BEGIN Exercise data

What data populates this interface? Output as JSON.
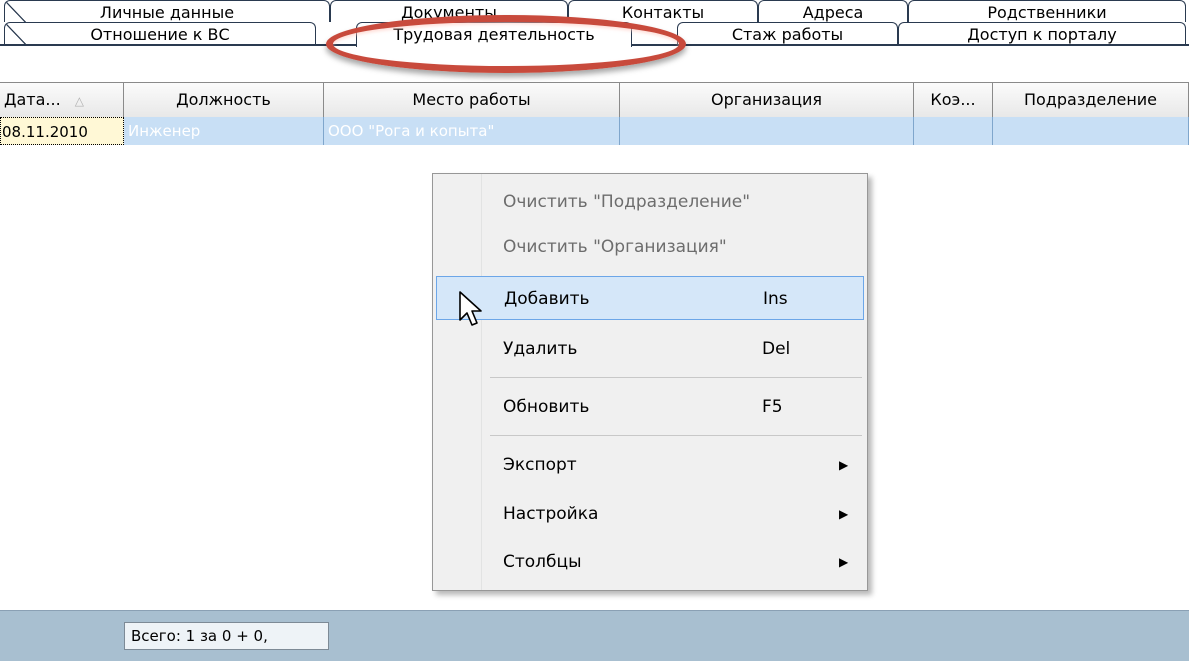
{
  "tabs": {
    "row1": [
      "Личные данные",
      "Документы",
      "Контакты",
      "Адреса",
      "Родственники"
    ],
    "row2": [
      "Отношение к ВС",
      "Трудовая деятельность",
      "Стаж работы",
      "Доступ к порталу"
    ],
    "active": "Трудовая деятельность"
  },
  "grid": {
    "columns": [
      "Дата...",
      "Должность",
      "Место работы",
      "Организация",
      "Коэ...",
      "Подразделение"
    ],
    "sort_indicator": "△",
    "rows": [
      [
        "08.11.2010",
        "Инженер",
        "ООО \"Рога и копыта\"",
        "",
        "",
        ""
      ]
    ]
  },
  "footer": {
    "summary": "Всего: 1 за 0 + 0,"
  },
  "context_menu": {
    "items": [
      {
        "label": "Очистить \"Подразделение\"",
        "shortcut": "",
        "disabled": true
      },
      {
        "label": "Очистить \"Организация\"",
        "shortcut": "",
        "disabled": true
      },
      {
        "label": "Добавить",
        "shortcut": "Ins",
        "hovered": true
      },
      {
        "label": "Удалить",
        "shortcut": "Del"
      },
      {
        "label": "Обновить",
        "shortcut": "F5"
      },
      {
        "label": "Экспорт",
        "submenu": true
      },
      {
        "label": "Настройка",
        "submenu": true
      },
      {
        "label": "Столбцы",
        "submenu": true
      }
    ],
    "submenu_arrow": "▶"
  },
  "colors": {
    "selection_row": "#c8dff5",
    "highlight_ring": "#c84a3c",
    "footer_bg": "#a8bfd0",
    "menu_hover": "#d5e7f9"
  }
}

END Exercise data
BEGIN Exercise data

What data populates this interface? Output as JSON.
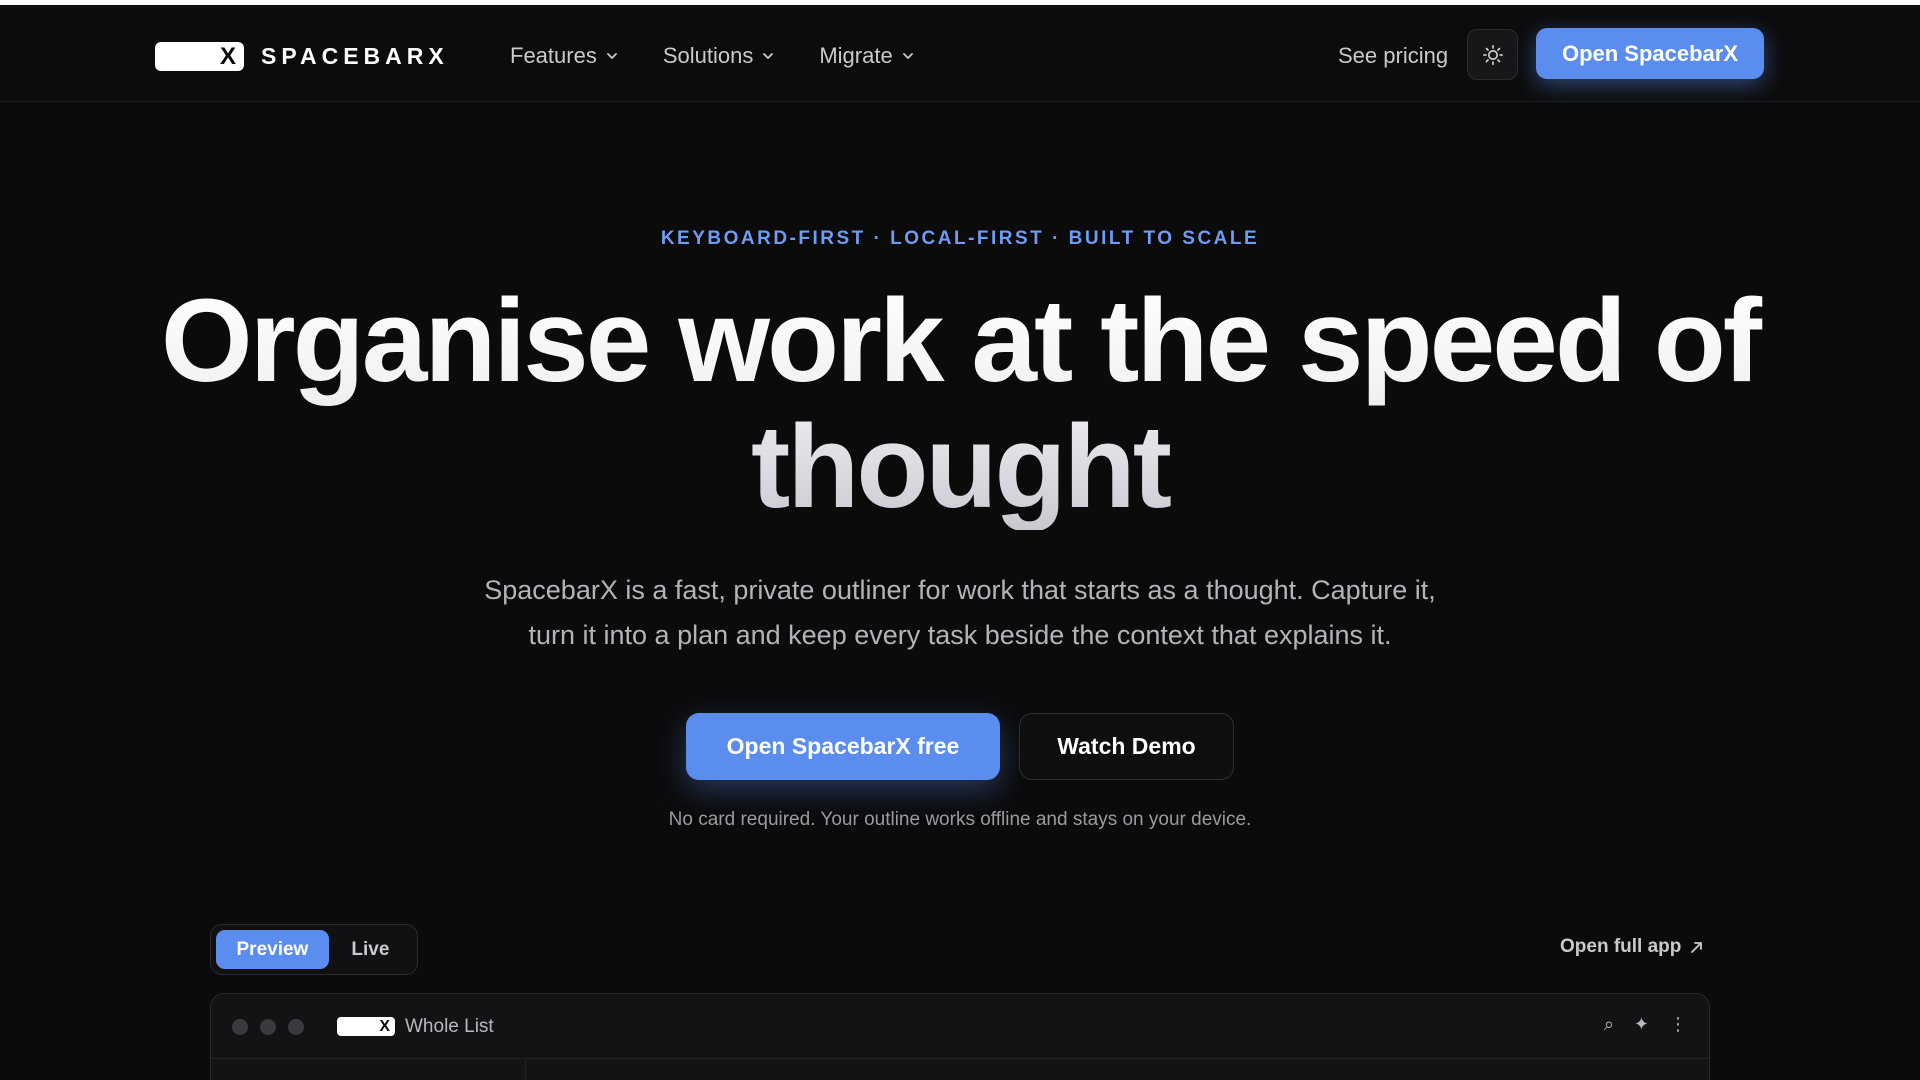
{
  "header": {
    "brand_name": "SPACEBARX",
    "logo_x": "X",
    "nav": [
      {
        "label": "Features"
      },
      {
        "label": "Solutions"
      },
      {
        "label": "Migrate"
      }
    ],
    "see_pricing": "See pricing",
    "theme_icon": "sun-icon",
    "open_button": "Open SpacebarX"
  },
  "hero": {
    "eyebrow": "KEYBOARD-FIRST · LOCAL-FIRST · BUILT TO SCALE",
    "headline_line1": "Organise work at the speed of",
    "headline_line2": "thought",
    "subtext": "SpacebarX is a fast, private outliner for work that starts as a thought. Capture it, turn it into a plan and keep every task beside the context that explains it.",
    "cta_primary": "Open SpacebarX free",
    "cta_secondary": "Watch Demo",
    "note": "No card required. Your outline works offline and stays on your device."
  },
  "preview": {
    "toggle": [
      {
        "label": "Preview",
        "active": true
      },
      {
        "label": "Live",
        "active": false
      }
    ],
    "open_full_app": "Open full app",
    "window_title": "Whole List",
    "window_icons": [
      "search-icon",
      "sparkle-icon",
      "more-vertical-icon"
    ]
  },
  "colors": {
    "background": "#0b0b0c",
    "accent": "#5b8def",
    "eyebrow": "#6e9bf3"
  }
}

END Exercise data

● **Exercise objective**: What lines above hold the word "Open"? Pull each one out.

● **Problem solution**:
    "open_button": "Open SpacebarX"
    "cta_primary": "Open SpacebarX free",
    "open_full_app": "Open full app",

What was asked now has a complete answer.